━━━━━ Data to use ━━━━━

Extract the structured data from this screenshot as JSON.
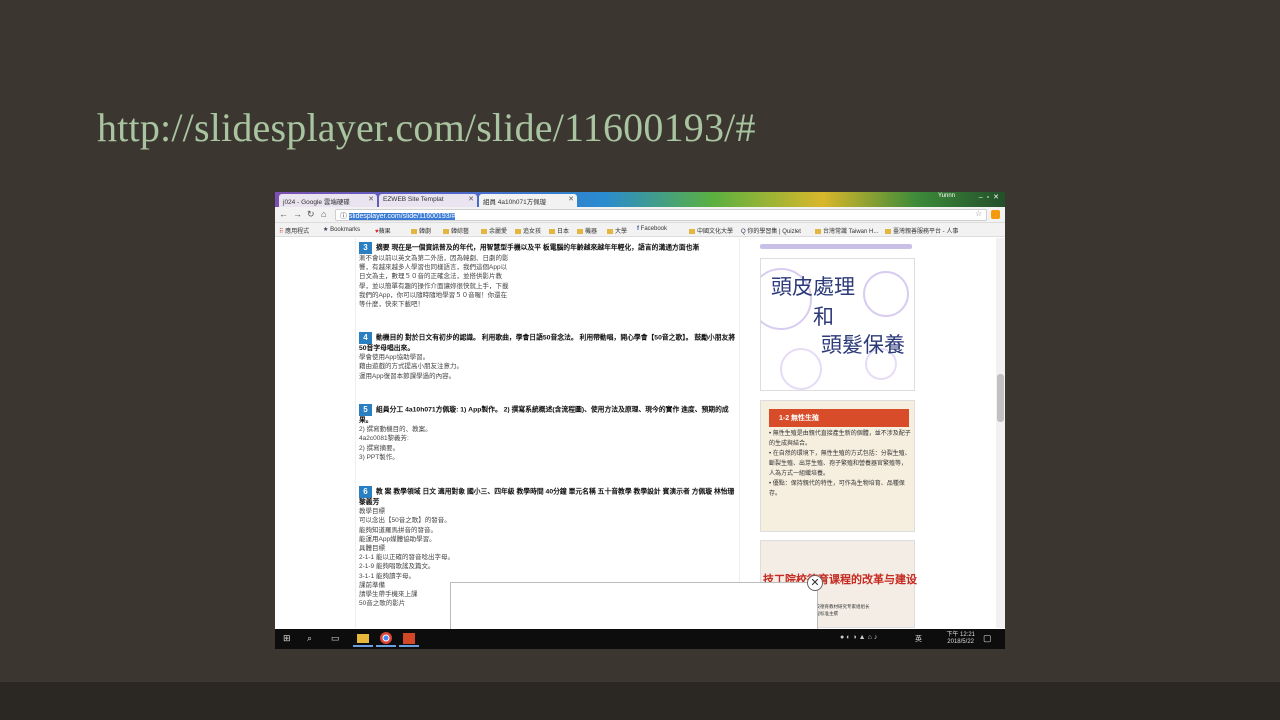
{
  "slide": {
    "title": "http://slidesplayer.com/slide/11600193/#"
  },
  "browser": {
    "tabs": [
      {
        "label": "j024 - Google 雲端硬碟"
      },
      {
        "label": "EZWEB Site Templat"
      },
      {
        "label": "組員 4a10h071方佩璇"
      }
    ],
    "user": "Yunnn",
    "address": "slidesplayer.com/slide/11600193/#",
    "bookmarks": [
      "應用程式",
      "Bookmarks",
      "蘋果",
      "韓劇",
      "韓綜藝",
      "余麗愛",
      "追女孩",
      "日本",
      "機器",
      "大學",
      "Facebook",
      "中國文化大學",
      "你的學習集 | Quizlet",
      "台灣常識 Taiwan H...",
      "臺灣親善服務平台 - 人事"
    ]
  },
  "content": {
    "sections": [
      {
        "num": "3",
        "heading": "摘要 現在是一個資訊普及的年代，用智慧型手機以及平 板電腦的年齡越來越年年輕化，語言的溝通方面也漸",
        "lines": [
          "漸不會以前以英文為第二外語，因為韓劇、日劇的影",
          "響，有越來越多人學習也同樣語言，我們這個App以",
          "日文為主，數理５０音的正確念法，並搭供影片教",
          "學，並以簡單有趣的操作介面讓妳很快就上手，下載",
          "我們的App，你可以隨時隨地學習５０音喔！你還在",
          "等什麼，快來下載吧！"
        ]
      },
      {
        "num": "4",
        "heading": "動機目的 對於日文有初步的認識。 利用歌曲，學會日語50音念法。 利用帶動唱，開心學會【50音之歌】。 鼓勵小朋友將50音字母唱出來。",
        "lines": [
          "學會使用App協助學習。",
          "藉由遊戲的方式提高小朋友注意力。",
          "運用App復習本節課學過的內容。"
        ]
      },
      {
        "num": "5",
        "heading": "組員分工 4a10h071方佩璇: 1) App製作。 2) 撰寫系統概述(含流程圖)、使用方法及原理、現今的實作 進度、預期的成果。",
        "lines": [
          "2) 撰寫動機目的、教案。",
          "4a2c0081黎義芳:",
          "2) 撰寫摘要。",
          "3) PPT製作。"
        ]
      },
      {
        "num": "6",
        "heading": "教 案 教學領域 日文 適用對象 國小三、四年級 教學時間 40分鐘 單元名稱 五十音教學 教學設計 賓演示者 方佩璇 林怡珊 黎義芳",
        "lines": [
          "教學目標",
          "可以念出【50音之歌】的發音。",
          "能夠知道羅馬拼音的發音。",
          "能運用App媒體協助學習。",
          "具體目標",
          "2-1-1 能以正確的發音唸出字母。",
          "2-1-9 能夠唱歌謠及篇文。",
          "3-1-1 能夠讀字母。",
          "課前準備",
          "請學生帶手機來上課",
          "50音之歌的影片"
        ]
      }
    ]
  },
  "sidebar": {
    "card1": {
      "line1": "頭皮處理",
      "line2": "和",
      "line3": "頭髮保養"
    },
    "card2": {
      "heading": "1-2 無性生殖",
      "bullets": [
        "無性生殖是由親代直接產生新的個體，並不涉及配子的生成與結合。",
        "在自然的環境下，無性生殖的方式包括：分裂生殖、斷裂生殖、出芽生殖、孢子繁殖和營養器官繁殖等，人為方式一組織培養。",
        "優點：保持親代的特性，可作為生物培育、品種保存。"
      ]
    },
    "card3": {
      "title": "技工院校德育课程的改革与建设",
      "sub1": "全国中等职业技术学校德育教材研究专家组组长",
      "sub2": "全国技工院校德育课程标准主撰"
    }
  },
  "taskbar": {
    "ime": "英",
    "time": "下午 12:21",
    "date": "2018/5/22"
  }
}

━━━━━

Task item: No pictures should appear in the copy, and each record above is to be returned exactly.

Solution to this task:
Extract the structured data from this screenshot as JSON.
{
  "slide": {
    "title": "http://slidesplayer.com/slide/11600193/#"
  },
  "browser": {
    "tabs": [
      {
        "label": "j024 - Google 雲端硬碟"
      },
      {
        "label": "EZWEB Site Templat"
      },
      {
        "label": "組員 4a10h071方佩璇"
      }
    ],
    "user": "Yunnn",
    "address": "slidesplayer.com/slide/11600193/#",
    "bookmarks": [
      "應用程式",
      "Bookmarks",
      "蘋果",
      "韓劇",
      "韓綜藝",
      "余麗愛",
      "追女孩",
      "日本",
      "機器",
      "大學",
      "Facebook",
      "中國文化大學",
      "你的學習集 | Quizlet",
      "台灣常識 Taiwan H...",
      "臺灣親善服務平台 - 人事"
    ]
  },
  "content": {
    "sections": [
      {
        "num": "3",
        "heading": "摘要 現在是一個資訊普及的年代，用智慧型手機以及平 板電腦的年齡越來越年年輕化，語言的溝通方面也漸",
        "lines": [
          "漸不會以前以英文為第二外語，因為韓劇、日劇的影",
          "響，有越來越多人學習也同樣語言，我們這個App以",
          "日文為主，數理５０音的正確念法，並搭供影片教",
          "學，並以簡單有趣的操作介面讓妳很快就上手，下載",
          "我們的App，你可以隨時隨地學習５０音喔！你還在",
          "等什麼，快來下載吧！"
        ]
      },
      {
        "num": "4",
        "heading": "動機目的 對於日文有初步的認識。 利用歌曲，學會日語50音念法。 利用帶動唱，開心學會【50音之歌】。 鼓勵小朋友將50音字母唱出來。",
        "lines": [
          "學會使用App協助學習。",
          "藉由遊戲的方式提高小朋友注意力。",
          "運用App復習本節課學過的內容。"
        ]
      },
      {
        "num": "5",
        "heading": "組員分工 4a10h071方佩璇: 1) App製作。 2) 撰寫系統概述(含流程圖)、使用方法及原理、現今的實作 進度、預期的成果。",
        "lines": [
          "2) 撰寫動機目的、教案。",
          "4a2c0081黎義芳:",
          "2) 撰寫摘要。",
          "3) PPT製作。"
        ]
      },
      {
        "num": "6",
        "heading": "教 案 教學領域 日文 適用對象 國小三、四年級 教學時間 40分鐘 單元名稱 五十音教學 教學設計 賓演示者 方佩璇 林怡珊 黎義芳",
        "lines": [
          "教學目標",
          "可以念出【50音之歌】的發音。",
          "能夠知道羅馬拼音的發音。",
          "能運用App媒體協助學習。",
          "具體目標",
          "2-1-1 能以正確的發音唸出字母。",
          "2-1-9 能夠唱歌謠及篇文。",
          "3-1-1 能夠讀字母。",
          "課前準備",
          "請學生帶手機來上課",
          "50音之歌的影片"
        ]
      }
    ]
  },
  "sidebar": {
    "card1": {
      "line1": "頭皮處理",
      "line2": "和",
      "line3": "頭髮保養"
    },
    "card2": {
      "heading": "1-2 無性生殖",
      "bullets": [
        "無性生殖是由親代直接產生新的個體，並不涉及配子的生成與結合。",
        "在自然的環境下，無性生殖的方式包括：分裂生殖、斷裂生殖、出芽生殖、孢子繁殖和營養器官繁殖等，人為方式一組織培養。",
        "優點：保持親代的特性，可作為生物培育、品種保存。"
      ]
    },
    "card3": {
      "title": "技工院校德育课程的改革与建设",
      "sub1": "全国中等职业技术学校德育教材研究专家组组长",
      "sub2": "全国技工院校德育课程标准主撰"
    }
  },
  "taskbar": {
    "ime": "英",
    "time": "下午 12:21",
    "date": "2018/5/22"
  }
}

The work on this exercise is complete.